▸ Action item: For the word "adjacent", find each line in the entries where it occurs and copy that line.

▸ The records:
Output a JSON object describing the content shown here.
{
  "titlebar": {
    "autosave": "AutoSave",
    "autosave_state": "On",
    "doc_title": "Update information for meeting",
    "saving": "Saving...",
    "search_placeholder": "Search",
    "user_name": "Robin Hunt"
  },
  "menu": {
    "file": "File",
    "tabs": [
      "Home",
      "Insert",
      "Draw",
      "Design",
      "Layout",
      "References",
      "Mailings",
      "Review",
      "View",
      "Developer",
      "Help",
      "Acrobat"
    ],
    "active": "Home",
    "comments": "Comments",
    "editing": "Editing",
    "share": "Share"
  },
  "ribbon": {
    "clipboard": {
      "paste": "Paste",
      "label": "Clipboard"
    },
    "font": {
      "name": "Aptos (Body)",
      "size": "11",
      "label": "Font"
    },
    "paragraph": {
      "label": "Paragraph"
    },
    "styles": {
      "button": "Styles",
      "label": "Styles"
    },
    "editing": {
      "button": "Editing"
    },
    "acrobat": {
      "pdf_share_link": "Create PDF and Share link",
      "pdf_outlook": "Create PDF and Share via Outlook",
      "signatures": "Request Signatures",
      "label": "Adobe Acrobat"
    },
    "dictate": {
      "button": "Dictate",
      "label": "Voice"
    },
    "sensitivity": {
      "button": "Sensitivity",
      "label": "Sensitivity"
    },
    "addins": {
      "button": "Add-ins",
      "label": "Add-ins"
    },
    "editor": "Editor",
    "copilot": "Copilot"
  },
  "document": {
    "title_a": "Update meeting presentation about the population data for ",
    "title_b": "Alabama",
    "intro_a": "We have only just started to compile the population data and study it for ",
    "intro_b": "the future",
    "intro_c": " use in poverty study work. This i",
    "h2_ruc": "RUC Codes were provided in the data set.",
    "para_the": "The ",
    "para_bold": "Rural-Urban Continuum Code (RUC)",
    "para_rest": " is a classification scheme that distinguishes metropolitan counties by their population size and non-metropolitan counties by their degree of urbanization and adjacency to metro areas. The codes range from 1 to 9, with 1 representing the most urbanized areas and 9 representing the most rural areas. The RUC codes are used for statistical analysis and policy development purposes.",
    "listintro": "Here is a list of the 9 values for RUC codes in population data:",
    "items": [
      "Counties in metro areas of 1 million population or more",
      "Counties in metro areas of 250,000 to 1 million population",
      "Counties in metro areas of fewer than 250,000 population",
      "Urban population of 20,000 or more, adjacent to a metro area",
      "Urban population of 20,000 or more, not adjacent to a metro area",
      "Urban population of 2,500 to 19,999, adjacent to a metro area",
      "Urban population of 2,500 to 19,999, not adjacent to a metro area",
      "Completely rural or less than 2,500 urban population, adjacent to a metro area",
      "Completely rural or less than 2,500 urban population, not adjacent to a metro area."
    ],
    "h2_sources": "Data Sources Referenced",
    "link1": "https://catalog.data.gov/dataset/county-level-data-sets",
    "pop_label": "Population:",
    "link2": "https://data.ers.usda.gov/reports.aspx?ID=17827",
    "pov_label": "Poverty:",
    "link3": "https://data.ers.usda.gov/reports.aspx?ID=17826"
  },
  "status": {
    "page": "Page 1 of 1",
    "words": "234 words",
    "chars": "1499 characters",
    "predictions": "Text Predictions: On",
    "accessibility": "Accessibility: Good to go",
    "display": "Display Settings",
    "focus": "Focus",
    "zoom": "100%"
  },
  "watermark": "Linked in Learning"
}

▸ Completed task:
      "Urban population of 20,000 or more, adjacent to a metro area",
      "Urban population of 20,000 or more, not adjacent to a metro area",
      "Urban population of 2,500 to 19,999, adjacent to a metro area",
      "Urban population of 2,500 to 19,999, not adjacent to a metro area",
      "Completely rural or less than 2,500 urban population, adjacent to a metro area",
      "Completely rural or less than 2,500 urban population, not adjacent to a metro area."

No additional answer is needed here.